(Updates with remarks from Pompeo and Onyeama)
By Humeyra Pamuk
WASHINGTON, Feb 4 (Reuters) – Nigeria has begun working on the security and information sharing requirements for the lifting of a U.S. travel ban on prospective immigrants from the African nation, Nigerian Foreign Minister Geoffrey Onyeama said on Tuesday.
Speaking at a joint news conference in Washington with U.S. Secretary of State Mike Pompeo, Onyeama said Nigeria was ‘blindsided’ by the U.S. decision on Friday to add it and five other nations to an expanded version of the U.S. visa ban.
U.S. President Donald Trump issued an expanded version of his travel ban on Friday as part of a presidential proclamation, which said Washington would suspend the issuance of visas that can lead to permanent residency for nationals of Eritrea, Kyrgyzstan, Myanmar and Nigeria.
Temporary visas for tourists, business people, students and workers from those nations will not be affected, it said.
U.S. officials said the countries failed to meet U.S. security and information-sharing standards, which necessitated the new restrictions.
“We’ve identified all those requirements and we have actually started working on all them,” Onyeama said. “It is actually very straightforward and it was very gratifying to come here and meet with U.S. officials and to understand more clearly the reasoning behind it,” he said.
“We look forward to being taken off this visa restriction list,” Onyeama said, once all the criteria are met. Pompeo also said he was ‘optimistic’ that Nigeria would make the necessary changes.
Nigeria, the most populous nation in Africa, is the biggest country on the list whose citizens will be suspended from U.S. visas that can lead to permanent residency.

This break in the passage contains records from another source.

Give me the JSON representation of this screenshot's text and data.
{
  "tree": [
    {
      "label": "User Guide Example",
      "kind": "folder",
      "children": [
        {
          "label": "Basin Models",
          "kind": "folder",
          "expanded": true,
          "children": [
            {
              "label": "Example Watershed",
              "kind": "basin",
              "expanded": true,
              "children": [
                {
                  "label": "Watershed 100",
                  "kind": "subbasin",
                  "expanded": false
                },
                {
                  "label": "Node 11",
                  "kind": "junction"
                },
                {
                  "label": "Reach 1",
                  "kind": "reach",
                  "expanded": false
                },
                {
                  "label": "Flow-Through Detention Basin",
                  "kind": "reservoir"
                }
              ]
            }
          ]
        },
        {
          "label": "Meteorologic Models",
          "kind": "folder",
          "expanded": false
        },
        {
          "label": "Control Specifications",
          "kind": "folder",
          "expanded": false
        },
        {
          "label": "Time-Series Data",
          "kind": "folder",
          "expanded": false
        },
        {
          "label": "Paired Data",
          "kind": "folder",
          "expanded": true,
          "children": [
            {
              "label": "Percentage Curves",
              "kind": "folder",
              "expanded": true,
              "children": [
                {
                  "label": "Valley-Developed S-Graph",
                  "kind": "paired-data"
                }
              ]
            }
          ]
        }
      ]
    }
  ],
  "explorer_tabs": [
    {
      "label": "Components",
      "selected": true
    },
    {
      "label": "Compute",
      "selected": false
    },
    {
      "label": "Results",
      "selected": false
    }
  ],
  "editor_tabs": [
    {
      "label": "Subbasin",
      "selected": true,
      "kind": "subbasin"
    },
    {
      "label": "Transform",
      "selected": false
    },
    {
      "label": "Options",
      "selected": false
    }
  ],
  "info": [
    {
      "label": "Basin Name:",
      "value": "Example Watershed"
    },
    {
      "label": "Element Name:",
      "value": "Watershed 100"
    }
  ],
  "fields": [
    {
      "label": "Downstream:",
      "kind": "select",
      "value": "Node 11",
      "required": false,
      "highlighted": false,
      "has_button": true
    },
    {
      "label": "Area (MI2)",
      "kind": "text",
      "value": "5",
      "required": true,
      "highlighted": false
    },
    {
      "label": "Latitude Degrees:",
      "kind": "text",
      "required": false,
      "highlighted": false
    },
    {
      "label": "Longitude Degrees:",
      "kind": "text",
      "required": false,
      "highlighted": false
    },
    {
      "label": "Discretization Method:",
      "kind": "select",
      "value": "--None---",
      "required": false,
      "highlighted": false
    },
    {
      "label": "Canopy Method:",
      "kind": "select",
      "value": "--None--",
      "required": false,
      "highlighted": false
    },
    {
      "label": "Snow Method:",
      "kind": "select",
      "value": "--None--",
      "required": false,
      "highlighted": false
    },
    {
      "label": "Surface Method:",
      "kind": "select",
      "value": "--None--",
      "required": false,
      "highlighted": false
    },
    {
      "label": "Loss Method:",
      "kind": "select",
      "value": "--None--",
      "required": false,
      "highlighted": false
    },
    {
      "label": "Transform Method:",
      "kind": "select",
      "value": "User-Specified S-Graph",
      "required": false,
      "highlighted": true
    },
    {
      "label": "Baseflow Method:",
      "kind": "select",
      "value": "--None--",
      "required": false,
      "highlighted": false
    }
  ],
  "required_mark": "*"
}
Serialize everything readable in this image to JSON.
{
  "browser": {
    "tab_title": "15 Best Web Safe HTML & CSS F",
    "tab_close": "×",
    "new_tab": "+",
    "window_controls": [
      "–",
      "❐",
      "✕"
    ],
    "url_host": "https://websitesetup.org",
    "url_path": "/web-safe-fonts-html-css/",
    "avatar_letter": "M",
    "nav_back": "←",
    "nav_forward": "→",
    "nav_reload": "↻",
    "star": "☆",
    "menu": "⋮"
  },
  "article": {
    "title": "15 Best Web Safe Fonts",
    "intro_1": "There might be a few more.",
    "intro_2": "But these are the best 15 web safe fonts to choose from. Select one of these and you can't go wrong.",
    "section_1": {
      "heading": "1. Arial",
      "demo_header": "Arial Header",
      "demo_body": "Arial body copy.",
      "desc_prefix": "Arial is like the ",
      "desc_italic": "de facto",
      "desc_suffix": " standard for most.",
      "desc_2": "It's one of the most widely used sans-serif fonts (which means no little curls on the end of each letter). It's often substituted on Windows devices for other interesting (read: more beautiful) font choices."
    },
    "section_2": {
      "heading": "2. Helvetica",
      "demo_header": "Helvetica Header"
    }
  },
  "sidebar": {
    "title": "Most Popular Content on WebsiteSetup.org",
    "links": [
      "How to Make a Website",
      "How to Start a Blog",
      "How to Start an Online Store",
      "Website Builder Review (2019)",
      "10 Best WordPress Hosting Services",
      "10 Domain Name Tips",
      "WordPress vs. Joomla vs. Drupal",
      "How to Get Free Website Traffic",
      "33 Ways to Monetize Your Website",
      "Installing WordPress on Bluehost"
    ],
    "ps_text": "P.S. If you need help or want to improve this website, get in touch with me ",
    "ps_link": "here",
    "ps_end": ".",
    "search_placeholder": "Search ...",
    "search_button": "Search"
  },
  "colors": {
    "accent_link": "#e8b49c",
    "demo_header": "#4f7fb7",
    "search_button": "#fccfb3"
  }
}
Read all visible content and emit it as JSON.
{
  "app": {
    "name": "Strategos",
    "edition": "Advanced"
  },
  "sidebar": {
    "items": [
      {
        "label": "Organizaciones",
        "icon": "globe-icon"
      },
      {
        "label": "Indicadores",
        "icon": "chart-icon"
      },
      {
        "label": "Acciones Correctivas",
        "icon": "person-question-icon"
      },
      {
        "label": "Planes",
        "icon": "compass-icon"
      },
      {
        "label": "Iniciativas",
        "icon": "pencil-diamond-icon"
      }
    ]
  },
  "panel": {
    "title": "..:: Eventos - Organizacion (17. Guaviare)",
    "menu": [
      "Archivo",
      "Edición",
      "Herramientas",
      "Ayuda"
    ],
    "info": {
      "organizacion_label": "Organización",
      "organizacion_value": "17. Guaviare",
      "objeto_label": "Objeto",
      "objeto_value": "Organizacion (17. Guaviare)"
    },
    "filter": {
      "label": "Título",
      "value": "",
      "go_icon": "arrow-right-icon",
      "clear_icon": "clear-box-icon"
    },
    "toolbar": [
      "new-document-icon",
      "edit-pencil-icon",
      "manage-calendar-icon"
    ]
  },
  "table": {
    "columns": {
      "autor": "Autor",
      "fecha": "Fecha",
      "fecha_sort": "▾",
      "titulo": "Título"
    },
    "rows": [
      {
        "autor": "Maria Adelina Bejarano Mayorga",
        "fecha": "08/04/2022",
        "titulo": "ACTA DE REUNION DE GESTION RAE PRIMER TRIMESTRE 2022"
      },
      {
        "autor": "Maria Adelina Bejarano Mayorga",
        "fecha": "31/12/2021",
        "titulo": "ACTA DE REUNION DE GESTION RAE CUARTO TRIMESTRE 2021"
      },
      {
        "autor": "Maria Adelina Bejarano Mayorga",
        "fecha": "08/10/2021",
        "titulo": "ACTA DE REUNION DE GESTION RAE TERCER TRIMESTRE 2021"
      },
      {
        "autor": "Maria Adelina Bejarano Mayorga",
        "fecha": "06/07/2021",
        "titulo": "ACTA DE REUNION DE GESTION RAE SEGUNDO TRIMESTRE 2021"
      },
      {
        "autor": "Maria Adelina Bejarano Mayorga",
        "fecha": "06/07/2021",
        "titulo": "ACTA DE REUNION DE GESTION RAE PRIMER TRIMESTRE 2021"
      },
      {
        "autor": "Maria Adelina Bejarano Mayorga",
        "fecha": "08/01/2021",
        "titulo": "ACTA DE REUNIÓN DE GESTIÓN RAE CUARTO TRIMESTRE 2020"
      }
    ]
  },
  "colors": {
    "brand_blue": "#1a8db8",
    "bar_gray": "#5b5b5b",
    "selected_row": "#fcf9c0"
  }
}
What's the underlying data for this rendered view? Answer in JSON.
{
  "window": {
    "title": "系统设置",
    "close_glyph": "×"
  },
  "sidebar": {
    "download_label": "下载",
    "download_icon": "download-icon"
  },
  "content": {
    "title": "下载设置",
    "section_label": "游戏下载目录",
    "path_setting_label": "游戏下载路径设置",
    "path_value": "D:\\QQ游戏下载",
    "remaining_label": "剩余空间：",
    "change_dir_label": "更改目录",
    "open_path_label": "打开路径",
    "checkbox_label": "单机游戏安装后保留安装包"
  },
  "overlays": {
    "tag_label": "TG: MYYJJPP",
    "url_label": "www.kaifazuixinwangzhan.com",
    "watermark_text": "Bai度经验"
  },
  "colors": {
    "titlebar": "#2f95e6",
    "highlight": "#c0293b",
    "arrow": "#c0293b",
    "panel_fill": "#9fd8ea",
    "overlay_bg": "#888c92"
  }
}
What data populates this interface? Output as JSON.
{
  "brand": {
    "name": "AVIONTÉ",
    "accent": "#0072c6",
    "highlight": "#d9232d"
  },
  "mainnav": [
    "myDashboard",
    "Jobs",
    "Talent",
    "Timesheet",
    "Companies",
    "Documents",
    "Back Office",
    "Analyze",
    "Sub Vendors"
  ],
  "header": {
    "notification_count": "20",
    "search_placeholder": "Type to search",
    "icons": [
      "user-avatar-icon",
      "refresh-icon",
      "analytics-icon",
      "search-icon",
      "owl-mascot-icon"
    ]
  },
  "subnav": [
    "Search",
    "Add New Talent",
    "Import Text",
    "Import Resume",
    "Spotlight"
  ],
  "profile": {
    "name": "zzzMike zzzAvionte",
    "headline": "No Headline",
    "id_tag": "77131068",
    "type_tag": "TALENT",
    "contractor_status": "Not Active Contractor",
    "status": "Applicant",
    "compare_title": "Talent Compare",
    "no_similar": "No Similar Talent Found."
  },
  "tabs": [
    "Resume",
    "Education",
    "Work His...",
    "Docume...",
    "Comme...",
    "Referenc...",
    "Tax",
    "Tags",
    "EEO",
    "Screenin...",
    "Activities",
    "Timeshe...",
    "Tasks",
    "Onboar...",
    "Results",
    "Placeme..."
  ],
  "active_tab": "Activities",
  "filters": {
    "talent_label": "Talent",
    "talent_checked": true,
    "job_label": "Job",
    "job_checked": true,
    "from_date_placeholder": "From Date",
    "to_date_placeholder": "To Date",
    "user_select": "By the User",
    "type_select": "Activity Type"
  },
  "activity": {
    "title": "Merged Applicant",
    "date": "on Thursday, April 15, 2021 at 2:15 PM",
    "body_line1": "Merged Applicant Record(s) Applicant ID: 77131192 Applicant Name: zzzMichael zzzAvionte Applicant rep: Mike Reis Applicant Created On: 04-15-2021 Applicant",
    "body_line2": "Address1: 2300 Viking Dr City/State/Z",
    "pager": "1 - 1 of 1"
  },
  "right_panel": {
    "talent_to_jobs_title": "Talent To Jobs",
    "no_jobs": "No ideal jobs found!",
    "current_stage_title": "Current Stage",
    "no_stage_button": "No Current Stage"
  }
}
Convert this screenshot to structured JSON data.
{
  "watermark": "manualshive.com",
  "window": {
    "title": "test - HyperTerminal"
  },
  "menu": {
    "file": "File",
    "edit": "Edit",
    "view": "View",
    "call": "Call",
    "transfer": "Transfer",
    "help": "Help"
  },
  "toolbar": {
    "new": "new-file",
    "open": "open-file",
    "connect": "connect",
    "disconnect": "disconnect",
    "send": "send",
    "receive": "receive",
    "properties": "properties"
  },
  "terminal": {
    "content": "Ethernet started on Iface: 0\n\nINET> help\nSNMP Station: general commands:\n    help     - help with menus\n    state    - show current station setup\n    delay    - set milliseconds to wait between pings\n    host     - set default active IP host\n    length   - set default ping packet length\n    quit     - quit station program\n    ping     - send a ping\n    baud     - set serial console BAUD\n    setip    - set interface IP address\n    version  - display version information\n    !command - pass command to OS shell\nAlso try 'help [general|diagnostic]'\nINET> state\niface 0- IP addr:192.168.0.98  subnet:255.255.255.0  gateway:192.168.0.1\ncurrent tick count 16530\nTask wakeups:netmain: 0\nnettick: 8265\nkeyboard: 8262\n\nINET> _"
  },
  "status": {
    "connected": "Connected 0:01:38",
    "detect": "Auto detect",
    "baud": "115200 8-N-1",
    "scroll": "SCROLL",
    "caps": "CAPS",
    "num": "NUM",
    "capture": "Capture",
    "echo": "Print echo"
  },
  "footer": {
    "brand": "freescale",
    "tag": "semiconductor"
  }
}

The U.S. government also will stop issuing “diversity visas” to nationals of Sudan and Tanzania, Trump’s proclamation said.
The original travel ban, issued in 2017, barred nearly all immigrants and travelers from seven countries with majority Muslim populations. The policy was revised amid court challenges, but the U.S. Supreme Court ultimately upheld it in 2018.
Trump has made tougher immigration enforcement a central focus of his 2020 re-election campaign. His travel ban policy is popular with Republican supporters.
The U.S. State Department issued approximately 7,900 immigrant visas to Nigerians in the fiscal year that began on Oct. 1, 2017.
The new travel ban will take effect on Feb. 21, according to the proclamation. (Reporting by Humeyra Pamuk Additional reporting by Arshad Mohammed Editing by Paul Simao)